Items from a data source
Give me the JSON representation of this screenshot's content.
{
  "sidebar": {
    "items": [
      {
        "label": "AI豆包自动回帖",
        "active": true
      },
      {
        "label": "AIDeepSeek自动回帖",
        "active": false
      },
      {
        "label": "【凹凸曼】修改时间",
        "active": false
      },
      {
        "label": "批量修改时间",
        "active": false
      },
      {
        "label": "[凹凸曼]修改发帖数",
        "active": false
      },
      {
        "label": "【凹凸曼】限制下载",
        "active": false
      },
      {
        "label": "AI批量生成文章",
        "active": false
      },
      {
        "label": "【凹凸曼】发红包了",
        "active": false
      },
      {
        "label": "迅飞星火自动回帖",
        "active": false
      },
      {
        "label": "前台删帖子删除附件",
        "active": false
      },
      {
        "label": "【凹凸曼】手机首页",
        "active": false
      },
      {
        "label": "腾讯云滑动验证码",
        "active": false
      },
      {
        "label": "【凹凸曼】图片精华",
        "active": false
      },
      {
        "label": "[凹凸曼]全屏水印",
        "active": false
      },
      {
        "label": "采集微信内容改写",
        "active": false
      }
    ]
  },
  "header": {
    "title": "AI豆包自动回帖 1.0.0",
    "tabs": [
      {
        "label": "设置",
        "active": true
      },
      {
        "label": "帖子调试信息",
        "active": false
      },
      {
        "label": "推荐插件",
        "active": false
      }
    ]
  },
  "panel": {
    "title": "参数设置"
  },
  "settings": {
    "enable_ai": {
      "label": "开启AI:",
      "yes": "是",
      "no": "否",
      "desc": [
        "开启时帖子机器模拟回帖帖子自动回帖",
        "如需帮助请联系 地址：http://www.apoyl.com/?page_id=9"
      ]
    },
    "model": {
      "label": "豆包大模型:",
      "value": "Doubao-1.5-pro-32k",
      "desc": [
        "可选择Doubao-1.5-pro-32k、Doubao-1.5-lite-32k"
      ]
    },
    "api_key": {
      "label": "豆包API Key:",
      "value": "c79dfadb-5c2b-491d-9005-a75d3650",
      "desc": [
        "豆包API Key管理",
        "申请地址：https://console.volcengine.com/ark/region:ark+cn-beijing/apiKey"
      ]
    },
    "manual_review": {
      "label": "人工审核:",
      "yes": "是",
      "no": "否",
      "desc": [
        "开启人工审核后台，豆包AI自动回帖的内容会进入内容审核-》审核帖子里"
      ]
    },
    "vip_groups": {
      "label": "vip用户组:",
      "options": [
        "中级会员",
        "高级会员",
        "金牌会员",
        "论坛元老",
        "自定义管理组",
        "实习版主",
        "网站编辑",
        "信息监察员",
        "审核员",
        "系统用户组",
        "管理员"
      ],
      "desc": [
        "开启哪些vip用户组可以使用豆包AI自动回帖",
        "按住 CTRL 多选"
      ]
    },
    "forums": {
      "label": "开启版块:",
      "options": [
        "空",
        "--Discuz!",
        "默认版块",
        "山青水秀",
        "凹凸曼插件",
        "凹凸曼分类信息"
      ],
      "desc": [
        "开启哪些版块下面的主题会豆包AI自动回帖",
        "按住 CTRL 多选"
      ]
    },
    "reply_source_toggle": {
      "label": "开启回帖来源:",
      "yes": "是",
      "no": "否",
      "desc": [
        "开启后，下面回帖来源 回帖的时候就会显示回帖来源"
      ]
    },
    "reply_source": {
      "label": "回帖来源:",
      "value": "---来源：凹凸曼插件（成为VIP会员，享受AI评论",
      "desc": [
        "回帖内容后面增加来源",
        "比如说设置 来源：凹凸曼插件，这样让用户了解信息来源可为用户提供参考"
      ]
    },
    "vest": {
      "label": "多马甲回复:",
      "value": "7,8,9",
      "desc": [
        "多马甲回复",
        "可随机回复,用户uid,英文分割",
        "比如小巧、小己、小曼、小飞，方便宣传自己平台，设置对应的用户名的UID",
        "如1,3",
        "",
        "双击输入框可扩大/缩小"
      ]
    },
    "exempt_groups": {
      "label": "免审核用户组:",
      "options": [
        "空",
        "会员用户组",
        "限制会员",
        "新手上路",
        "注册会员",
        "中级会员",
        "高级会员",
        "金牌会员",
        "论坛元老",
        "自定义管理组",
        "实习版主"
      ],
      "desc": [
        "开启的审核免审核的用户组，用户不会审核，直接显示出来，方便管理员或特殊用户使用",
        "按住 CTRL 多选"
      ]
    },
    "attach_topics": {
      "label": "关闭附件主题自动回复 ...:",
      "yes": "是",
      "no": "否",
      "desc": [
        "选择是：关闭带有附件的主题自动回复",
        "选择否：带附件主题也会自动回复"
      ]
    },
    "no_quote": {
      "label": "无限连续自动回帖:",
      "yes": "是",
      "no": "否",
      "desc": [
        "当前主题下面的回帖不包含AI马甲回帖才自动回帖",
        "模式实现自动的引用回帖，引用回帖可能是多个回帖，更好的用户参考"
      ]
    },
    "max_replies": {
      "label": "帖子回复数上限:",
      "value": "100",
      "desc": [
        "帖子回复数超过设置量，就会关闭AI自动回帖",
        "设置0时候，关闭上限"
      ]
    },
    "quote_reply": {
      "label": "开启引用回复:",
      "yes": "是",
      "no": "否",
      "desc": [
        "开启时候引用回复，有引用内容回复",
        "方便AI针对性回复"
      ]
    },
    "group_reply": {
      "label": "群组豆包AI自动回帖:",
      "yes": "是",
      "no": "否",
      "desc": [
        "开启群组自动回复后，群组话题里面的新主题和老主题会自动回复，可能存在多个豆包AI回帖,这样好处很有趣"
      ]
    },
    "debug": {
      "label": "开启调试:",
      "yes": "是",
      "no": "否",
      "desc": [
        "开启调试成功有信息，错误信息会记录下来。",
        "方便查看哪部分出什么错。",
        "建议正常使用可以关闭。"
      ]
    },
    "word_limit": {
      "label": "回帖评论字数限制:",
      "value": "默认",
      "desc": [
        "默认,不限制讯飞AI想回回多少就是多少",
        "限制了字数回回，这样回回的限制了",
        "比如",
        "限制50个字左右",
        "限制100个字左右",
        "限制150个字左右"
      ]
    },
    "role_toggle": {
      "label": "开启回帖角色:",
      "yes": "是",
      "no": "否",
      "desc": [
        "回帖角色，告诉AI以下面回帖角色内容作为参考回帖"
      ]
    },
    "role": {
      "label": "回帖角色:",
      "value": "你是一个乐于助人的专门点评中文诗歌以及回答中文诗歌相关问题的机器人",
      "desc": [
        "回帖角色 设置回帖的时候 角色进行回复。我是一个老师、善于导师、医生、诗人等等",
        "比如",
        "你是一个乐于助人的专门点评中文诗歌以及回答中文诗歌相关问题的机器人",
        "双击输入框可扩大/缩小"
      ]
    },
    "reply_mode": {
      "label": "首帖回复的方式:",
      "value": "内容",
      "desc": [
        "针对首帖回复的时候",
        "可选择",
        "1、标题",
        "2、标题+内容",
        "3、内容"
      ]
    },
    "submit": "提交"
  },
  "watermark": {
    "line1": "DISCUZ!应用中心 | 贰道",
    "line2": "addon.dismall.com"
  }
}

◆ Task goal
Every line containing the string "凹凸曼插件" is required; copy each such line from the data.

◆ Answer to this task
        "凹凸曼插件",
      "value": "---来源：凹凸曼插件（成为VIP会员，享受AI评论",
        "比如说设置 来源：凹凸曼插件，这样让用户了解信息来源可为用户提供参考"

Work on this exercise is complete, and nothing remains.